**Task instructions**
Search the entries for the word "Growth" and return every line where it is found.

**Provided entries**

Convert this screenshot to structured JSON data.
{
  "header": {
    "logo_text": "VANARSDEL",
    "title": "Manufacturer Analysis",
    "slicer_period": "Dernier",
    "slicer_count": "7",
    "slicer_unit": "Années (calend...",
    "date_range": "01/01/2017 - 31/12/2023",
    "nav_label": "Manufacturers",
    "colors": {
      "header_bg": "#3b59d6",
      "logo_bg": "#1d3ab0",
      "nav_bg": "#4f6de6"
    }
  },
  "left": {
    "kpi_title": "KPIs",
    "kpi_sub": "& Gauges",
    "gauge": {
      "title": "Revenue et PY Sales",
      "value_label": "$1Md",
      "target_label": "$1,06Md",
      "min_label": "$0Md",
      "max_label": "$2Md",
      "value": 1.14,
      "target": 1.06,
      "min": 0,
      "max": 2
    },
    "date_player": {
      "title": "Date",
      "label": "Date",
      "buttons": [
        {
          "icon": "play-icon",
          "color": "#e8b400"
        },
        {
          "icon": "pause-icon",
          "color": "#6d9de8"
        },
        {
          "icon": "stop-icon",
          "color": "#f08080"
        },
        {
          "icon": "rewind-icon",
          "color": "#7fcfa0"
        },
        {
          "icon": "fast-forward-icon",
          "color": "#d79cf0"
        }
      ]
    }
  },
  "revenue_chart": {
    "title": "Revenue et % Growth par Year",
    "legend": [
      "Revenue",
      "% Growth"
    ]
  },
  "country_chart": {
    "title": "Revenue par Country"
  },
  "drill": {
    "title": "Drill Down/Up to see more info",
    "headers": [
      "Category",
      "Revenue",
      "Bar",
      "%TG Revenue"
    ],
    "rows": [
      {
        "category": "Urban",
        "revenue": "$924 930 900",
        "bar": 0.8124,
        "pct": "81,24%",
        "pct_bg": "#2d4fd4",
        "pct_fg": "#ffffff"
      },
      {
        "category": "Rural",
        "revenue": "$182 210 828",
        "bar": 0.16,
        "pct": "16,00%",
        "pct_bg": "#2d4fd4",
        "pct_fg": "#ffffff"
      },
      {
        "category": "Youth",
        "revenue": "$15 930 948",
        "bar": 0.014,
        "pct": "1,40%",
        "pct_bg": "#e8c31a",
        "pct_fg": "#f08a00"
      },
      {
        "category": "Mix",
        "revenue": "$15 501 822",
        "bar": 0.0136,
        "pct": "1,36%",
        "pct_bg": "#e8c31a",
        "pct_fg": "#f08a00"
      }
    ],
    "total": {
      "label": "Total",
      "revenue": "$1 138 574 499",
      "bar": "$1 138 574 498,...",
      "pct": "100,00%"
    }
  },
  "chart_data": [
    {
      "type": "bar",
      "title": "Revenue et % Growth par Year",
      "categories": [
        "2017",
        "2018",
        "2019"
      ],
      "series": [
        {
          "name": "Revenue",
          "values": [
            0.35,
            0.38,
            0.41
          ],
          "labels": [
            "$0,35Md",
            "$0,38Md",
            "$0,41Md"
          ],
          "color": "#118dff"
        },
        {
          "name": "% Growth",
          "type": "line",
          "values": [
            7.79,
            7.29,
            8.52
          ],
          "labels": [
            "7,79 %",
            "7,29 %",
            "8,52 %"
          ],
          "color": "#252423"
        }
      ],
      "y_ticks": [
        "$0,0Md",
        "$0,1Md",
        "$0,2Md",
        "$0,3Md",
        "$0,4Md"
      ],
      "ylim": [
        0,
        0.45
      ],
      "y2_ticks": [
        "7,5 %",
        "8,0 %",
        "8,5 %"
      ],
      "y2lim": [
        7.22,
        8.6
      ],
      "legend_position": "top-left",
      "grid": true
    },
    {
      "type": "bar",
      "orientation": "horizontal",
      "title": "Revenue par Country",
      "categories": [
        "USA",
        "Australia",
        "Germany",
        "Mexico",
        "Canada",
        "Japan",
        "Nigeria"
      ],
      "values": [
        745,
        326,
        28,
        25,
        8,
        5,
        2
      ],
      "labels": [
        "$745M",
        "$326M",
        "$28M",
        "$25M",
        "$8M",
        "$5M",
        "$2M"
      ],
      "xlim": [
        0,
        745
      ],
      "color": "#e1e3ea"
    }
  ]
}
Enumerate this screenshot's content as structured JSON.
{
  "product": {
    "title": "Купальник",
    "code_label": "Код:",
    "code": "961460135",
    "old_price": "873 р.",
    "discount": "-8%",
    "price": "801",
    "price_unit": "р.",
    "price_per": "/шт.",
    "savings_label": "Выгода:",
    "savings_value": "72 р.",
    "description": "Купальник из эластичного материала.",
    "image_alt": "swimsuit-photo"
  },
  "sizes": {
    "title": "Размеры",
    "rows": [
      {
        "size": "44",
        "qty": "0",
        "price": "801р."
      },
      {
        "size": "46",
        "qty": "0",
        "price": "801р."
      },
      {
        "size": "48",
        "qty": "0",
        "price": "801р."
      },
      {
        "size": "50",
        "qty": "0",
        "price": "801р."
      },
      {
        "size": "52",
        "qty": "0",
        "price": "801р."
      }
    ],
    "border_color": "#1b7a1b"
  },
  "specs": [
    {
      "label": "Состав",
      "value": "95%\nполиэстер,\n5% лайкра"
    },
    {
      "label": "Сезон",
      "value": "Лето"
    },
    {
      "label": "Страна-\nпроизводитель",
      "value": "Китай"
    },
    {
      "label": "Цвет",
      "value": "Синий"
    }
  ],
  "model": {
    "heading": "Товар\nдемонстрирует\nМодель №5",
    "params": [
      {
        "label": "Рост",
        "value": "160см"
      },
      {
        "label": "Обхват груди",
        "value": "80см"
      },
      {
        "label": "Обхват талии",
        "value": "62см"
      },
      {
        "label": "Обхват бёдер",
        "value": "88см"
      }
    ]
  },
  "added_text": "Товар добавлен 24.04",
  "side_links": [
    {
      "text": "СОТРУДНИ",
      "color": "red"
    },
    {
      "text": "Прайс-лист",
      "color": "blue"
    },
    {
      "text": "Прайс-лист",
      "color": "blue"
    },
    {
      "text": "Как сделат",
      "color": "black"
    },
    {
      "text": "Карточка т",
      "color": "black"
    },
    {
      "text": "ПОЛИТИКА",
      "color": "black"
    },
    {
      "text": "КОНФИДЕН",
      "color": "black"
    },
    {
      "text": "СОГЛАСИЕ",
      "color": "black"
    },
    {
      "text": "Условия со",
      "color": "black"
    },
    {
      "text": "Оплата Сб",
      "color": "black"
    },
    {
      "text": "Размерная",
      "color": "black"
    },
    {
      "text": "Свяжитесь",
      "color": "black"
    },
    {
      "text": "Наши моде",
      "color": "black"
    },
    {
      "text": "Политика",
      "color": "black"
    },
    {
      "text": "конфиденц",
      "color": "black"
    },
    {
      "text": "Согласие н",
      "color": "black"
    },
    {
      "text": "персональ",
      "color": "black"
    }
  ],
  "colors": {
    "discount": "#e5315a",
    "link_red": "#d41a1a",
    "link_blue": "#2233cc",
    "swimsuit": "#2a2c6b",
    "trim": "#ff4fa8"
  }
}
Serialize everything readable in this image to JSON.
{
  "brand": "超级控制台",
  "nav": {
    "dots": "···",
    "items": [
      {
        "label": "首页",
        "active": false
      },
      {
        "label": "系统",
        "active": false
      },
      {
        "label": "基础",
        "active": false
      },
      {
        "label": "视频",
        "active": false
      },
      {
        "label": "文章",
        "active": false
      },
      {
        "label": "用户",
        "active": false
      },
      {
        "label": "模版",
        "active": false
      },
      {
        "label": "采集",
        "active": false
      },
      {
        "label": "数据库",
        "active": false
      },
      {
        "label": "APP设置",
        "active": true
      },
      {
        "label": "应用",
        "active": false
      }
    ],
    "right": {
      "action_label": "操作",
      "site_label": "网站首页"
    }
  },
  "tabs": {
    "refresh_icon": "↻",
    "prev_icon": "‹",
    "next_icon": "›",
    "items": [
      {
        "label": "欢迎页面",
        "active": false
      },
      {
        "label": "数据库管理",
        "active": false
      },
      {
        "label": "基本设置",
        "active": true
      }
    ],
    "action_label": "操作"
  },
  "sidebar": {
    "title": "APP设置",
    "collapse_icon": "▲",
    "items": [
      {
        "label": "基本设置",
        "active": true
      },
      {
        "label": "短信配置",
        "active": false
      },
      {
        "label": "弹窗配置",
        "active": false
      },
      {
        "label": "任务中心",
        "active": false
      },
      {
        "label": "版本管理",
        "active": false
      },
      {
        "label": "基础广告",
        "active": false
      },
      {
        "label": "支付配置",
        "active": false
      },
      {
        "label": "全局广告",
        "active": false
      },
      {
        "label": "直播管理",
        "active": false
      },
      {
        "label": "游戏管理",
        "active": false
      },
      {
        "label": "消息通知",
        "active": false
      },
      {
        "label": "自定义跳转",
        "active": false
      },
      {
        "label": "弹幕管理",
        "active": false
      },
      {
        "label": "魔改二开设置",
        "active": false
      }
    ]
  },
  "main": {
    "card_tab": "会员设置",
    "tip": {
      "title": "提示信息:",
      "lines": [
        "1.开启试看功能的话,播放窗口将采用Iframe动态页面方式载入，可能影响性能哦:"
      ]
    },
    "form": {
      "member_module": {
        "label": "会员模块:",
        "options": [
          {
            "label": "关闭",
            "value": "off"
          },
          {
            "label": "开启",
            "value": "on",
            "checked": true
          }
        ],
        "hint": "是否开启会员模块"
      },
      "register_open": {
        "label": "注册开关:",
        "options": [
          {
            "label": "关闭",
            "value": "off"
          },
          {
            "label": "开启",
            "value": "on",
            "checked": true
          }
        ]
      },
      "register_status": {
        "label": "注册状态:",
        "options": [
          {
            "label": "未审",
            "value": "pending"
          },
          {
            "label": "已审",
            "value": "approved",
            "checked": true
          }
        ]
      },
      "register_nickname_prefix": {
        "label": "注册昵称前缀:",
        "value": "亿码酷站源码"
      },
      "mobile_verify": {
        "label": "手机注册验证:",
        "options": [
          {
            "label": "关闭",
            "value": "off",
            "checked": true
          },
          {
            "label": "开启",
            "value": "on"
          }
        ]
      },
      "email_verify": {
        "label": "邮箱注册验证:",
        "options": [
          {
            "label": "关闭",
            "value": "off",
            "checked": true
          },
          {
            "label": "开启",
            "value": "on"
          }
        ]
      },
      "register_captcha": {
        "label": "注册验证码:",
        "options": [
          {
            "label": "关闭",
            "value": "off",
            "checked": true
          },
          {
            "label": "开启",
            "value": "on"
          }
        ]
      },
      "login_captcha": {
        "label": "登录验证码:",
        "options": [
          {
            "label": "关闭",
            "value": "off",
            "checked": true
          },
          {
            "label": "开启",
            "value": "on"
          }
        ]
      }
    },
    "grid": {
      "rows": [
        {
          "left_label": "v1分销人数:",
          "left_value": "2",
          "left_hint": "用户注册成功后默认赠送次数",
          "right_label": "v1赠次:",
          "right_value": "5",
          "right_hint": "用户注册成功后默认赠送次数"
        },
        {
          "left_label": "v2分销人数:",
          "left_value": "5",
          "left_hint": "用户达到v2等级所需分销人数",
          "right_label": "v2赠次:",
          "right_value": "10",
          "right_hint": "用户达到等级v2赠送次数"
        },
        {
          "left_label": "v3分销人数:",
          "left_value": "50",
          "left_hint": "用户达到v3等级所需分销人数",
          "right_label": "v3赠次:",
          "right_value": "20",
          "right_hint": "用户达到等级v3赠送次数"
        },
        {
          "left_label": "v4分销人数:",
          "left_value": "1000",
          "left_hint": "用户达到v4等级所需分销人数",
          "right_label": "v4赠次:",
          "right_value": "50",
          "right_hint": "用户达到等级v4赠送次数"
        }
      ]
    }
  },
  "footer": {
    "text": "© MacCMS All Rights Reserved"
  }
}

**Solved problem**
    "title": "Revenue et % Growth par Year",
      "% Growth"
      "title": "Revenue et % Growth par Year",
          "name": "% Growth",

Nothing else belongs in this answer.